Google’s Android operating system can trace its roots back to a rather humble newsgroup post by Linus Torvalds in 1991.
Linux at 30: How Android became, well, Android
Android is the world’s most popular consumer operating system and is in 40th place; and # 41; which powers billions of smartphones, tablets, smart TVs and other devices around the world. While many other popular operating systems are in use, none has reached as wide a range as Android. The success story of the operating system is long and winding, but today we look back at the true story of its origins.
Although Google is (rightly) credited with developing Android, the first building blocks of the operating system owe their existence to the equally ubiquitous but less recognized operating system Linux. PCs, servers and Raspberry Pis all over the world.
All of these variants of the operating system, including Android, have their origins in an announcement made 30 years ago today, on August 25, 1991, the day that Linux creator Linus Torvalds, only 21 years old, first revealed I was working on a new operating system – a project that would later provide the Linux kernel that was used to build the Android operating system on which you could read this.
From Linux to Android
The first public Linux source code was released on September 17, 1991, but Android’s modern journey didn’t begin until much later, in October 2003. Between these dates, Linux underwent extensive overhauls that transformed it from a rudimentary operating system into one more suitable for a modern computing environment. The important thing is that the Linux codebase is open source, which helps it receive and generate innumerable contributions from developers around the world. OS forks for purposes ranging from desktop computers to supercomputers to smartphones.
The development of the operating system we know today has been gradual: the graphical user interface of XFree86 came on the market in 1994, while multiprocessor support was introduced in 1996 with Linux 2.0, while USB devices finally became compatible with Linux 2.4 in 2001. At the time of writing, your Android smartphone is almost certainly running a Linux kernel-based on version 4 or higher.
Android Inc. was founded in 2003, but the decision to use Linux as the basis for a smartphone operating system was made after the company was acquired by Google in 2005, followed by the creation of the Open Handset Alliance. , this strong group of 34 members has chosen an open standard for mobile devices that culminated on November 5, 2007, with the introduction of Android 1.0, in keeping with the spirit of Linux’s open-source origins.
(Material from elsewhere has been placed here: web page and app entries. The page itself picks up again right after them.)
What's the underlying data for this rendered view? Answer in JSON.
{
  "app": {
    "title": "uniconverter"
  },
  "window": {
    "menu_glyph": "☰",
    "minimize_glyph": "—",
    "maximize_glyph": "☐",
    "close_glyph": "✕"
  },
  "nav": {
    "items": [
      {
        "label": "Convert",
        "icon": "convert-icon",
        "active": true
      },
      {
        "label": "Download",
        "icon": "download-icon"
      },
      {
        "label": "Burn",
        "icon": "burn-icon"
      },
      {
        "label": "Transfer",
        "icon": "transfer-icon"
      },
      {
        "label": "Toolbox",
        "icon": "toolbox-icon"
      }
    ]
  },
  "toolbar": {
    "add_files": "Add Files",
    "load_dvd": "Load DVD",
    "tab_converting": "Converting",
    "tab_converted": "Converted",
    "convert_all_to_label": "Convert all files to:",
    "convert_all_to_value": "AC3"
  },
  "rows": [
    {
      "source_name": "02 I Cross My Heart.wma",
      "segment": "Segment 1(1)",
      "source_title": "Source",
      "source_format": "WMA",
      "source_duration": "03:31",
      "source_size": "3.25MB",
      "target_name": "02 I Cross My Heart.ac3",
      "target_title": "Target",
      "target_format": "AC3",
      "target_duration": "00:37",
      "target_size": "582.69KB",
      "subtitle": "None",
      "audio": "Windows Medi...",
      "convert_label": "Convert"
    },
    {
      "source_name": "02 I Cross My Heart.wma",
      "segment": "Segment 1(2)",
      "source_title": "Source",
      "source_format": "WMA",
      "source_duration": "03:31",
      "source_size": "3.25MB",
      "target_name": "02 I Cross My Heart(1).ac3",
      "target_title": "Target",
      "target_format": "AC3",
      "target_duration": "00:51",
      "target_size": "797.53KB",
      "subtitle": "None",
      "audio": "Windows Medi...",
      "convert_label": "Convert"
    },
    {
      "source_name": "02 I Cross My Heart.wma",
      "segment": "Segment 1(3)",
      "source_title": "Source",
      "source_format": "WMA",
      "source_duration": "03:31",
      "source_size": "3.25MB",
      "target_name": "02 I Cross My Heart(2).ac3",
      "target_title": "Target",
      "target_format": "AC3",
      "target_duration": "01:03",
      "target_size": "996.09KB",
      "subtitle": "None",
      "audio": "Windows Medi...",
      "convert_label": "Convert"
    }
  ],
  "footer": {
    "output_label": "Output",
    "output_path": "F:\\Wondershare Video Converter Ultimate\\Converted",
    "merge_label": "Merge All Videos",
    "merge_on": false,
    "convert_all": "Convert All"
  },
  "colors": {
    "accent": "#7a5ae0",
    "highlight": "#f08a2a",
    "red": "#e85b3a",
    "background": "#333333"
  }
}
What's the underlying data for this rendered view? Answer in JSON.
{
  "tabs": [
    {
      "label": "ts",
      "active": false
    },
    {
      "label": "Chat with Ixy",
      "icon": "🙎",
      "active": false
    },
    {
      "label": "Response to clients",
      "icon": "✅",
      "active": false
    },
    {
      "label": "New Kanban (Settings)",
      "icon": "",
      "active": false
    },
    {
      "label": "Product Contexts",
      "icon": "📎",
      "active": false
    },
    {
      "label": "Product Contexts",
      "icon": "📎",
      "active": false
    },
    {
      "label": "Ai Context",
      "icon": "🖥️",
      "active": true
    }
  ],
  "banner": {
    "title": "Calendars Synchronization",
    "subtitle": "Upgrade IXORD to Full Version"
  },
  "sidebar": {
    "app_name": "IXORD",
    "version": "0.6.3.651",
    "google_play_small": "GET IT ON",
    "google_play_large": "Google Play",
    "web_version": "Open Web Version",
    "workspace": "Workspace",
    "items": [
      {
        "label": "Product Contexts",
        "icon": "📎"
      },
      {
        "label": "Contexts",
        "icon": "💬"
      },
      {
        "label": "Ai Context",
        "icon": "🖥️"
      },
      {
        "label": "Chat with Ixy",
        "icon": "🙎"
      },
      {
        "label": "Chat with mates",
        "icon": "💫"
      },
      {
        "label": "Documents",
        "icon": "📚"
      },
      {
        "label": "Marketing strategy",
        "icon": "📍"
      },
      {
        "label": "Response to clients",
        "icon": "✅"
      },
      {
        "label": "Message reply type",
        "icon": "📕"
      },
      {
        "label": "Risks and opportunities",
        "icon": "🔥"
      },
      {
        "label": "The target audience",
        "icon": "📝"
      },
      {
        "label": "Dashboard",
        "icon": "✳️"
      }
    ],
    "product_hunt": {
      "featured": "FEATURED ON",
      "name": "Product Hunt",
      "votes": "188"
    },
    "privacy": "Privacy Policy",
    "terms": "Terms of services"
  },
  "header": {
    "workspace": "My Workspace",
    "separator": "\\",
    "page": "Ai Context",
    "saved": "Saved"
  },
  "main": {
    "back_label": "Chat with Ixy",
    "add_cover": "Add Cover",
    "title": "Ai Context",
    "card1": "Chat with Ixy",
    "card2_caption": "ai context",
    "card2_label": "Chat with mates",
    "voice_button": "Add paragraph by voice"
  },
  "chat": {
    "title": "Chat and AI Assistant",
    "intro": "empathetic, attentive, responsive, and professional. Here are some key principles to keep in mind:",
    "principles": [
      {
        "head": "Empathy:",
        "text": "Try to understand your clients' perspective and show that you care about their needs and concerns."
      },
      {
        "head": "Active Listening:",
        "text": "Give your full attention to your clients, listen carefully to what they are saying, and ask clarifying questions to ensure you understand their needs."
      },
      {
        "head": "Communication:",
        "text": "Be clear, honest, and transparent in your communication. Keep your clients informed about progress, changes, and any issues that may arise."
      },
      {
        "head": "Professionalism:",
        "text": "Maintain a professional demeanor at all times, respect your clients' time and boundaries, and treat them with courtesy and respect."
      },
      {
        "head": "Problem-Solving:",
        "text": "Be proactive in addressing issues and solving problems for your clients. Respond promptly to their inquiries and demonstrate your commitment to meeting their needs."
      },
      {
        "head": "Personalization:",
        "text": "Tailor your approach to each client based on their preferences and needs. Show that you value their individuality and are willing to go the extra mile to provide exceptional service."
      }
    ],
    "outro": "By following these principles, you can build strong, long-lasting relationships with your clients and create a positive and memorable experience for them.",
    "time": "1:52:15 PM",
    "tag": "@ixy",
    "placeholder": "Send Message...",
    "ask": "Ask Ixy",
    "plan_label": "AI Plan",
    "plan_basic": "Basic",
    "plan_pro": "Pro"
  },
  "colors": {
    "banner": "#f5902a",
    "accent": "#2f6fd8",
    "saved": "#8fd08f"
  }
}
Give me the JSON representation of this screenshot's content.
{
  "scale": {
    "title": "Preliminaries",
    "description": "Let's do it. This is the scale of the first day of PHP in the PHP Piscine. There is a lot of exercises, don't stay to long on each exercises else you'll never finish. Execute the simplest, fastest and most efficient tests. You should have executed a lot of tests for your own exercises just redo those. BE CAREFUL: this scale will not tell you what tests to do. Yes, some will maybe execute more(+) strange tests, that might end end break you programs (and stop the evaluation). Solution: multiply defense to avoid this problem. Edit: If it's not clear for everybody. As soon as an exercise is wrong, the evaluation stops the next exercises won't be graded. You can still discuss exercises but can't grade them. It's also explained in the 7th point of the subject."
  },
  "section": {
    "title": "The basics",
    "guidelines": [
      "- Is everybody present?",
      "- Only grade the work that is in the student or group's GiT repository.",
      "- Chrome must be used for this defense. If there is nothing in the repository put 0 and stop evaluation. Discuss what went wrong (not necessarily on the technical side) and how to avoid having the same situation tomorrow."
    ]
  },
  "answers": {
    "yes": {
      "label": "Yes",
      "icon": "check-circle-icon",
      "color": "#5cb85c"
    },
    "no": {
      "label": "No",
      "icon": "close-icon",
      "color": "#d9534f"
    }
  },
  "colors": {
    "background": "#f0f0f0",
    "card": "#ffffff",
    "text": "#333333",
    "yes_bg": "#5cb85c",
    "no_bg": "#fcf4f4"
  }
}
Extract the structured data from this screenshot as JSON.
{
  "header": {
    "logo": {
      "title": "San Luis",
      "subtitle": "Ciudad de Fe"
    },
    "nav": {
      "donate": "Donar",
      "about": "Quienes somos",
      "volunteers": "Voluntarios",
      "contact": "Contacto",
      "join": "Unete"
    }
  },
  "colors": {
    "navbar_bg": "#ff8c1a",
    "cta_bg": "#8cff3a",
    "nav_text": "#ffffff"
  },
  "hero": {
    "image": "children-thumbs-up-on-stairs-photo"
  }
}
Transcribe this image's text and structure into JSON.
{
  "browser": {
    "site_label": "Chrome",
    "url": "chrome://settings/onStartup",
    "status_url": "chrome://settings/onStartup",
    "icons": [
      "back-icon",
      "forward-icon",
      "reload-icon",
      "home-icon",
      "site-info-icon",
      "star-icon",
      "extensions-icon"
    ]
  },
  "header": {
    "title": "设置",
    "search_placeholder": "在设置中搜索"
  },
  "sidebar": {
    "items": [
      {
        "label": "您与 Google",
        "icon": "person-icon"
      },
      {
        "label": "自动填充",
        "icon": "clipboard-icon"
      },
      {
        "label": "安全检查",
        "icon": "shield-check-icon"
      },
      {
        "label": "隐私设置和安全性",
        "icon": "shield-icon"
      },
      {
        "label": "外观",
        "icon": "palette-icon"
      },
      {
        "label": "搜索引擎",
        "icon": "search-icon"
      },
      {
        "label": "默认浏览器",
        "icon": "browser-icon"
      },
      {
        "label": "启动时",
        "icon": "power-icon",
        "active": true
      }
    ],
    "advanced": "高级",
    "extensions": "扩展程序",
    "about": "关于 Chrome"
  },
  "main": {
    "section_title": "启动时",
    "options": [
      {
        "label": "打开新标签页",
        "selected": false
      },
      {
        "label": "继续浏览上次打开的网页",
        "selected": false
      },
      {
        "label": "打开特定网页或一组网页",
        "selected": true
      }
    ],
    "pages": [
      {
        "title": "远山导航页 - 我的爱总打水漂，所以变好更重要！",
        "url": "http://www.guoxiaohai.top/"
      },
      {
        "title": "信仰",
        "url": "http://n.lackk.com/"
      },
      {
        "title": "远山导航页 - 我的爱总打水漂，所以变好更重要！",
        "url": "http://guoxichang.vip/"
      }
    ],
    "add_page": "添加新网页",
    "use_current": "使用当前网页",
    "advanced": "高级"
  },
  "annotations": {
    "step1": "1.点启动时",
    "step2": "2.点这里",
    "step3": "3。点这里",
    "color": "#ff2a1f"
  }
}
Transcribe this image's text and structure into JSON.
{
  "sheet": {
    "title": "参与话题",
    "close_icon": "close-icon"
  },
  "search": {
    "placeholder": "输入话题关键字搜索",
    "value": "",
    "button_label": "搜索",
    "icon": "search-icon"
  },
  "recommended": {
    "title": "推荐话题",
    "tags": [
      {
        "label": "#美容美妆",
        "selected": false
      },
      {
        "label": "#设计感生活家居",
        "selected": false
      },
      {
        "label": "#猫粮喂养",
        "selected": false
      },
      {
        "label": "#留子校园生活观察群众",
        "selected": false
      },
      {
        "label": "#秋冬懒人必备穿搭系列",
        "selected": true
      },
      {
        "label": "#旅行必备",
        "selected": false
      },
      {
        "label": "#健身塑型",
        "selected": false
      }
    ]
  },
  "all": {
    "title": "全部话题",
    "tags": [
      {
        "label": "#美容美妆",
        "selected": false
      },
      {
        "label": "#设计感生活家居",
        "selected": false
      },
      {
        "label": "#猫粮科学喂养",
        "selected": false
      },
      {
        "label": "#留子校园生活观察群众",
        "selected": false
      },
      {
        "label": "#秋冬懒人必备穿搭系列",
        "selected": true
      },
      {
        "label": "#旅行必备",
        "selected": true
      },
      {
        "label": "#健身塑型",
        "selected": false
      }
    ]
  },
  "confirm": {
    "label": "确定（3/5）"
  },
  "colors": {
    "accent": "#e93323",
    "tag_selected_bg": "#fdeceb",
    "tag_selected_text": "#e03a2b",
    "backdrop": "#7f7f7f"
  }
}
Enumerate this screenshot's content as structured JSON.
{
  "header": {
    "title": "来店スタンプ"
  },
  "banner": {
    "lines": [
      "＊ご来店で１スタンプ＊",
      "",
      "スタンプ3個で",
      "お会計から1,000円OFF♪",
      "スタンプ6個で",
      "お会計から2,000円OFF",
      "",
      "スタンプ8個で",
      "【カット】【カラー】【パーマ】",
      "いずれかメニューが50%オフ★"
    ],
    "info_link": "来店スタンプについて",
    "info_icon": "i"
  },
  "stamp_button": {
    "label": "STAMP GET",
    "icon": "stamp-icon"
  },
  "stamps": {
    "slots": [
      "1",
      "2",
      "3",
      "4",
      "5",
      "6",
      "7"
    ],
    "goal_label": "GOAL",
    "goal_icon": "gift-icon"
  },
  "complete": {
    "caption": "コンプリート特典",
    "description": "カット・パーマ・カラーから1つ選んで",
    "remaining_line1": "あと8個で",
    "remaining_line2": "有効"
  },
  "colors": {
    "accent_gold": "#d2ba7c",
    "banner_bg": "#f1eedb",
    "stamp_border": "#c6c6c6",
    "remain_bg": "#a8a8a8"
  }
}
Of course, Android bears no obvious resemblance to other popular Linux distributions like Debian or Ubuntu. Android has its own mobile-oriented user interface, an APK application file type, a Java virtual machine for running applications, a custom power manager, and tons of other built-in tools. in the operating system that is not compatible with other distributions. That’s all of the extra work Google has done over the past two decades to optimize Android for mobile and other devices. Even so, Android still shares a core component and story with other distributions: the Linux kernel.
Why build Android on Linux anyway?
What about the word “kernel”? Well, it’s an important component that is part of an operating system, but it’s not all-encompassing. The user interface or bundled software that could form the larger operating system is not part of the kernel, but the Linux kernel manages hardware resources such as CPU, memory or Bluetooth. You can read more about this in the following article.